support the diagnosis. Moreover, the sole reason for the non-disclosure was defense counsel’s
erroneous interpretation of the statute. We find no abuse of discretion in excluding this evidence.
Defendant argues in the alternative that defense counsel’s erroneous interpretation of the statute
and subsequent failure to list this psychiatrist as a witness denied him the effective assistance of counsel.
Here, defendant’s expert witness testified that defendant was treated by a psychiatrist in 1992 for
severe depression. This information was before the jury and it is unlikely that the psychiatrist’s
testimony would have resulted in any different finding by the jury. People v Mitchell, 454 Mich 145,
158; 560 NW2d 600 (1997). Therefore, we find that defendant failed to overcome the presumption
that he was afforded effective assistance of counsel.
Defendant (by supplemental brief in propria persona) asserts that he was denied the right to a
fair and impartial jury when three jurors that were previously excused from the jury during voir dire,
nevertheless ended up serving on the jury. Although this issue is not preserved for appellate review,
People v Taylor, 195 Mich App 57, 59-60; 489 NW2d 99 (1992), defendant’s claim appears to be
clearly contradicted by the record. None of the three jurors named by defendant remained on or
returned to the jury.
Defendant (by supplemental brief in propria persona) says that he was denied a fair trial by the
trial court’s failure to provide the jury with defendant’s jail records, a requested exhibit, during their
deliberations. Because the contents of the jail records were testified to at trial and the trial court
provided an opportunity for the jury to review the jail records before rendering their verdict, defendant
has failed to show any prejudicial effect and was not denied a fair trial on this basis.
Finally, defendant argues that his sentence of fifteen years to life for assault with intent to murder
is invalid under the indeterminate sentencing statute. We agree.
MCL 769.9(2); MSA 28.1081(2) provides:
In all cases where the maximum sentence in the discretion of the court may be
imprisonment for life or any number or term of years, the court may impose a sentence
for life or may impose a sentence for any term of years. . . . The court shall not impose a
sentence in which the maximum penalty is life imprisonment with a minimum for a term
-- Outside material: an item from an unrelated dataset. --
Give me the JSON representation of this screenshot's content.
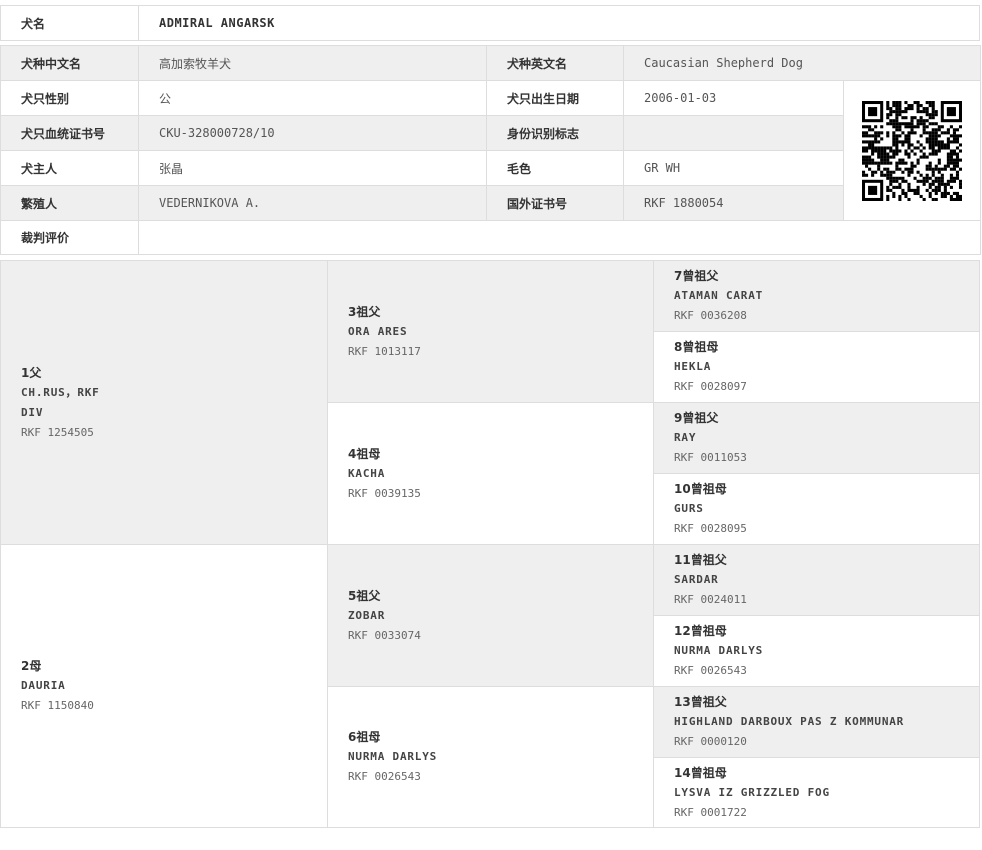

of years included in the same sentence.
Defendant’s sentence of fifteen years to life violates this unambiguous language. Where a court imposes
a sentence that is partially invalid, the sentence is not “wholly reversed and annulled,” but instead is to
be set aside only “in respect to the unlawful excess.” MCL 769.24; MSA 28.1094. Therefore, we
remand to the trial court for resentencing.
Affirmed, but remanded for resentencing in accordance with this opinion. We do not retain
/s/ Roman S. Gribbs
/s/ Mark J. Cavanagh
/s/ Henry William Saad
We also note that a necessary component of a diminished capacity defense is that the defendant was
mentally ill. Pickens, 446 Mich at 331. The jury rejected this determination when they rejected the
guilty but mentally ill verdict available to them. Therefore, we find that defendant was not prejudiced by
defense counsel’s decision not to pursue the diminished capacity defense and was not denied effective
assistance of counsel at trial.